- **Task item**
Each record beneath this line should be returned exactly as it is.

Segment Open

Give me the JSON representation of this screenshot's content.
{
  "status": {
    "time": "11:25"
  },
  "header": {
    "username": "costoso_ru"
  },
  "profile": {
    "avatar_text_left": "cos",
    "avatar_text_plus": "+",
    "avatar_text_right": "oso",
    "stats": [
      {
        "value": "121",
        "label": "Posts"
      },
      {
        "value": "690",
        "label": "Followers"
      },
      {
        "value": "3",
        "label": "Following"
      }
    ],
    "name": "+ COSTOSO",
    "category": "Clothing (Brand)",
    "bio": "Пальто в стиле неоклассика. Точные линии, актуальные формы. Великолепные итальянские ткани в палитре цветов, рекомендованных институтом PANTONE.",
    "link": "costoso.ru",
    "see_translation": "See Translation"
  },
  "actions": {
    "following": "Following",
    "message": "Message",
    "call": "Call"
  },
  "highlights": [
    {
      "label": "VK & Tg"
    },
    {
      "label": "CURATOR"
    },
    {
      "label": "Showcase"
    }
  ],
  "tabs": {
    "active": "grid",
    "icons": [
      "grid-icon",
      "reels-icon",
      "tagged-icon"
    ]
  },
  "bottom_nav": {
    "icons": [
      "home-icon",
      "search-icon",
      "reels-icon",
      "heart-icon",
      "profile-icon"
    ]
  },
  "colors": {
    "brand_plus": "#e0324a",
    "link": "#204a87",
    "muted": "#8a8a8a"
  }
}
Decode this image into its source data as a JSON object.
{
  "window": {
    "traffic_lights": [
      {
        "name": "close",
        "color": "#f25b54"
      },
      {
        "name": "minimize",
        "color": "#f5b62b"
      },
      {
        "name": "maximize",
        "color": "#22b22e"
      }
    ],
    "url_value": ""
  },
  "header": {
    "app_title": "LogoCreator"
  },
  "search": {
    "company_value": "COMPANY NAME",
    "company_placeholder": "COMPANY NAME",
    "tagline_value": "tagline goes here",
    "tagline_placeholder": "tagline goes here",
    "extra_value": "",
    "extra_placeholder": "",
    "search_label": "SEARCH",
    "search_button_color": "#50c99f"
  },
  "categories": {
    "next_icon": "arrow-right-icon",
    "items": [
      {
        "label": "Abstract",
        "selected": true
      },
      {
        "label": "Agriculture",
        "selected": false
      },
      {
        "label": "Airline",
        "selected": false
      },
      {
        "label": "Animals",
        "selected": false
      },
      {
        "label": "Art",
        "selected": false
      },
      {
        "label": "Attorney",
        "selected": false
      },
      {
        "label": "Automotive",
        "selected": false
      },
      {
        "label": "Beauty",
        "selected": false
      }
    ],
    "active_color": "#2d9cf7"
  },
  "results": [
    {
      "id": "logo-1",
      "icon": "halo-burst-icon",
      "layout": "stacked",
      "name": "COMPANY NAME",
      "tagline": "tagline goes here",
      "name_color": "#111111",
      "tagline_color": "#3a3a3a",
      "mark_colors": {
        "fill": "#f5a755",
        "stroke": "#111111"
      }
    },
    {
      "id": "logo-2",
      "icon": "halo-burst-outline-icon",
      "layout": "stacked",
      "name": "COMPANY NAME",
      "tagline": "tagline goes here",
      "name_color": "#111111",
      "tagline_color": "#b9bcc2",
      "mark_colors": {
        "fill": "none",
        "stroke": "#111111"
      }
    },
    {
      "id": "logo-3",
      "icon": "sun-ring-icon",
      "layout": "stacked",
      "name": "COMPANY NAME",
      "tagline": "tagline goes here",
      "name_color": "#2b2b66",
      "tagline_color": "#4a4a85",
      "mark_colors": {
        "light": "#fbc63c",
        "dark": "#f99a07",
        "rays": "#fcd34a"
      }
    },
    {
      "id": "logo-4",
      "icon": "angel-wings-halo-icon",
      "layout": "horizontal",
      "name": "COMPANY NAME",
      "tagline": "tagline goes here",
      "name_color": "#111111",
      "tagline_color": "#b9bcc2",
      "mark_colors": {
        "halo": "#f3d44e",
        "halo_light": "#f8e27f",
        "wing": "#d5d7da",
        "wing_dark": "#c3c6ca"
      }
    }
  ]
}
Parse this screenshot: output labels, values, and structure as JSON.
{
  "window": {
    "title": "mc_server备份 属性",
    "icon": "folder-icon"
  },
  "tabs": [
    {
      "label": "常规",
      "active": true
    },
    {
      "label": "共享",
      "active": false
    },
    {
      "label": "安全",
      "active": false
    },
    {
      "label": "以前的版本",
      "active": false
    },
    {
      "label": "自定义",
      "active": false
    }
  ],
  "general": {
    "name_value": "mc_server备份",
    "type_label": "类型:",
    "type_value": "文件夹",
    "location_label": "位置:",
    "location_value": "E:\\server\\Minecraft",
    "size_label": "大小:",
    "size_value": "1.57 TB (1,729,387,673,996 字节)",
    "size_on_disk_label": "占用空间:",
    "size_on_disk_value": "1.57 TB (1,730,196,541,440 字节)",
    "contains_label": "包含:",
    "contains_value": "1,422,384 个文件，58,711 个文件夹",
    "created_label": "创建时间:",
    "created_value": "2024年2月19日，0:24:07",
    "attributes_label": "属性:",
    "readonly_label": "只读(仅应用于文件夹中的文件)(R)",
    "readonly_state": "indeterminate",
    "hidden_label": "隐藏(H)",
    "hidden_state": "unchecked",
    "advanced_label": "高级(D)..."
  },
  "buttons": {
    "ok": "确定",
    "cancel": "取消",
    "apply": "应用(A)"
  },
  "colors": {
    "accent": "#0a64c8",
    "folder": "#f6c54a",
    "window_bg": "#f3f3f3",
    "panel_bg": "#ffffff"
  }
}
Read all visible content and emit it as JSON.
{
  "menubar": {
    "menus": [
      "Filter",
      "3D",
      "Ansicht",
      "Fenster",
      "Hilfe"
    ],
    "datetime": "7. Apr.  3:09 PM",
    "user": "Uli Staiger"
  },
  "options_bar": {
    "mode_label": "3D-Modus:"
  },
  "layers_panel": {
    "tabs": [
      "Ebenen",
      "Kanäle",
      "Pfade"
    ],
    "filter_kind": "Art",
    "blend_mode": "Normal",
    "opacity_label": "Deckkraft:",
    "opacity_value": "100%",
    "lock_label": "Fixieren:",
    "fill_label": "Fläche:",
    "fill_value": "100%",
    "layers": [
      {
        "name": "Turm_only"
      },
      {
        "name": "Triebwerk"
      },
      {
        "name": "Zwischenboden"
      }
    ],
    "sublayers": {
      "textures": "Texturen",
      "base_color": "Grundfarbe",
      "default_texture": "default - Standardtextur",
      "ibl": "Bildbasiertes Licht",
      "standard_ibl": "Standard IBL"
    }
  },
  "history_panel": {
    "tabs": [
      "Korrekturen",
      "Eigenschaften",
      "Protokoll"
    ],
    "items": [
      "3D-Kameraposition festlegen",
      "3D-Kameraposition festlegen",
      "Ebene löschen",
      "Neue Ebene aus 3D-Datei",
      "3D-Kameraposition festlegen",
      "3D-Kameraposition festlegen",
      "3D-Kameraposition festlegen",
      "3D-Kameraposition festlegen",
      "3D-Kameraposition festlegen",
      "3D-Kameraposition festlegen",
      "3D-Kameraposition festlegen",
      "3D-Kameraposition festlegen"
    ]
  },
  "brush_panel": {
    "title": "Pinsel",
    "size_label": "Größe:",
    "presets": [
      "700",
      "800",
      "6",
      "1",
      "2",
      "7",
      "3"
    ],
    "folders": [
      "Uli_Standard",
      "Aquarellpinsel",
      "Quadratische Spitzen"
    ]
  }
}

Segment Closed

- **Task answer**
Give me the JSON representation of this screenshot's content.
{
  "status": {
    "time": "11:25"
  },
  "header": {
    "username": "costoso_ru"
  },
  "profile": {
    "avatar_text_left": "cos",
    "avatar_text_plus": "+",
    "avatar_text_right": "oso",
    "stats": [
      {
        "value": "121",
        "label": "Posts"
      },
      {
        "value": "690",
        "label": "Followers"
      },
      {
        "value": "3",
        "label": "Following"
      }
    ],
    "name": "+ COSTOSO",
    "category": "Clothing (Brand)",
    "bio": "Пальто в стиле неоклассика. Точные линии, актуальные формы. Великолепные итальянские ткани в палитре цветов, рекомендованных институтом PANTONE.",
    "link": "costoso.ru",
    "see_translation": "See Translation"
  },
  "actions": {
    "following": "Following",
    "message": "Message",
    "call": "Call"
  },
  "highlights": [
    {
      "label": "VK & Tg"
    },
    {
      "label": "CURATOR"
    },
    {
      "label": "Showcase"
    }
  ],
  "tabs": {
    "active": "grid",
    "icons": [
      "grid-icon",
      "reels-icon",
      "tagged-icon"
    ]
  },
  "bottom_nav": {
    "icons": [
      "home-icon",
      "search-icon",
      "reels-icon",
      "heart-icon",
      "profile-icon"
    ]
  },
  "colors": {
    "brand_plus": "#e0324a",
    "link": "#204a87",
    "muted": "#8a8a8a"
  }
}
Decode this image into its source data as a JSON object.
{
  "window": {
    "traffic_lights": [
      {
        "name": "close",
        "color": "#f25b54"
      },
      {
        "name": "minimize",
        "color": "#f5b62b"
      },
      {
        "name": "maximize",
        "color": "#22b22e"
      }
    ],
    "url_value": ""
  },
  "header": {
    "app_title": "LogoCreator"
  },
  "search": {
    "company_value": "COMPANY NAME",
    "company_placeholder": "COMPANY NAME",
    "tagline_value": "tagline goes here",
    "tagline_placeholder": "tagline goes here",
    "extra_value": "",
    "extra_placeholder": "",
    "search_label": "SEARCH",
    "search_button_color": "#50c99f"
  },
  "categories": {
    "next_icon": "arrow-right-icon",
    "items": [
      {
        "label": "Abstract",
        "selected": true
      },
      {
        "label": "Agriculture",
        "selected": false
      },
      {
        "label": "Airline",
        "selected": false
      },
      {
        "label": "Animals",
        "selected": false
      },
      {
        "label": "Art",
        "selected": false
      },
      {
        "label": "Attorney",
        "selected": false
      },
      {
        "label": "Automotive",
        "selected": false
      },
      {
        "label": "Beauty",
        "selected": false
      }
    ],
    "active_color": "#2d9cf7"
  },
  "results": [
    {
      "id": "logo-1",
      "icon": "halo-burst-icon",
      "layout": "stacked",
      "name": "COMPANY NAME",
      "tagline": "tagline goes here",
      "name_color": "#111111",
      "tagline_color": "#3a3a3a",
      "mark_colors": {
        "fill": "#f5a755",
        "stroke": "#111111"
      }
    },
    {
      "id": "logo-2",
      "icon": "halo-burst-outline-icon",
      "layout": "stacked",
      "name": "COMPANY NAME",
      "tagline": "tagline goes here",
      "name_color": "#111111",
      "tagline_color": "#b9bcc2",
      "mark_colors": {
        "fill": "none",
        "stroke": "#111111"
      }
    },
    {
      "id": "logo-3",
      "icon": "sun-ring-icon",
      "layout": "stacked",
      "name": "COMPANY NAME",
      "tagline": "tagline goes here",
      "name_color": "#2b2b66",
      "tagline_color": "#4a4a85",
      "mark_colors": {
        "light": "#fbc63c",
        "dark": "#f99a07",
        "rays": "#fcd34a"
      }
    },
    {
      "id": "logo-4",
      "icon": "angel-wings-halo-icon",
      "layout": "horizontal",
      "name": "COMPANY NAME",
      "tagline": "tagline goes here",
      "name_color": "#111111",
      "tagline_color": "#b9bcc2",
      "mark_colors": {
        "halo": "#f3d44e",
        "halo_light": "#f8e27f",
        "wing": "#d5d7da",
        "wing_dark": "#c3c6ca"
      }
    }
  ]
}
Parse this screenshot: output labels, values, and structure as JSON.
{
  "window": {
    "title": "mc_server备份 属性",
    "icon": "folder-icon"
  },
  "tabs": [
    {
      "label": "常规",
      "active": true
    },
    {
      "label": "共享",
      "active": false
    },
    {
      "label": "安全",
      "active": false
    },
    {
      "label": "以前的版本",
      "active": false
    },
    {
      "label": "自定义",
      "active": false
    }
  ],
  "general": {
    "name_value": "mc_server备份",
    "type_label": "类型:",
    "type_value": "文件夹",
    "location_label": "位置:",
    "location_value": "E:\\server\\Minecraft",
    "size_label": "大小:",
    "size_value": "1.57 TB (1,729,387,673,996 字节)",
    "size_on_disk_label": "占用空间:",
    "size_on_disk_value": "1.57 TB (1,730,196,541,440 字节)",
    "contains_label": "包含:",
    "contains_value": "1,422,384 个文件，58,711 个文件夹",
    "created_label": "创建时间:",
    "created_value": "2024年2月19日，0:24:07",
    "attributes_label": "属性:",
    "readonly_label": "只读(仅应用于文件夹中的文件)(R)",
    "readonly_state": "indeterminate",
    "hidden_label": "隐藏(H)",
    "hidden_state": "unchecked",
    "advanced_label": "高级(D)..."
  },
  "buttons": {
    "ok": "确定",
    "cancel": "取消",
    "apply": "应用(A)"
  },
  "colors": {
    "accent": "#0a64c8",
    "folder": "#f6c54a",
    "window_bg": "#f3f3f3",
    "panel_bg": "#ffffff"
  }
}
Read all visible content and emit it as JSON.
{
  "menubar": {
    "menus": [
      "Filter",
      "3D",
      "Ansicht",
      "Fenster",
      "Hilfe"
    ],
    "datetime": "7. Apr.  3:09 PM",
    "user": "Uli Staiger"
  },
  "options_bar": {
    "mode_label": "3D-Modus:"
  },
  "layers_panel": {
    "tabs": [
      "Ebenen",
      "Kanäle",
      "Pfade"
    ],
    "filter_kind": "Art",
    "blend_mode": "Normal",
    "opacity_label": "Deckkraft:",
    "opacity_value": "100%",
    "lock_label": "Fixieren:",
    "fill_label": "Fläche:",
    "fill_value": "100%",
    "layers": [
      {
        "name": "Turm_only"
      },
      {
        "name": "Triebwerk"
      },
      {
        "name": "Zwischenboden"
      }
    ],
    "sublayers": {
      "textures": "Texturen",
      "base_color": "Grundfarbe",
      "default_texture": "default - Standardtextur",
      "ibl": "Bildbasiertes Licht",
      "standard_ibl": "Standard IBL"
    }
  },
  "history_panel": {
    "tabs": [
      "Korrekturen",
      "Eigenschaften",
      "Protokoll"
    ],
    "items": [
      "3D-Kameraposition festlegen",
      "3D-Kameraposition festlegen",
      "Ebene löschen",
      "Neue Ebene aus 3D-Datei",
      "3D-Kameraposition festlegen",
      "3D-Kameraposition festlegen",
      "3D-Kameraposition festlegen",
      "3D-Kameraposition festlegen",
      "3D-Kameraposition festlegen",
      "3D-Kameraposition festlegen",
      "3D-Kameraposition festlegen",
      "3D-Kameraposition festlegen"
    ]
  },
  "brush_panel": {
    "title": "Pinsel",
    "size_label": "Größe:",
    "presets": [
      "700",
      "800",
      "6",
      "1",
      "2",
      "7",
      "3"
    ],
    "folders": [
      "Uli_Standard",
      "Aquarellpinsel",
      "Quadratische Spitzen"
    ]
  }
}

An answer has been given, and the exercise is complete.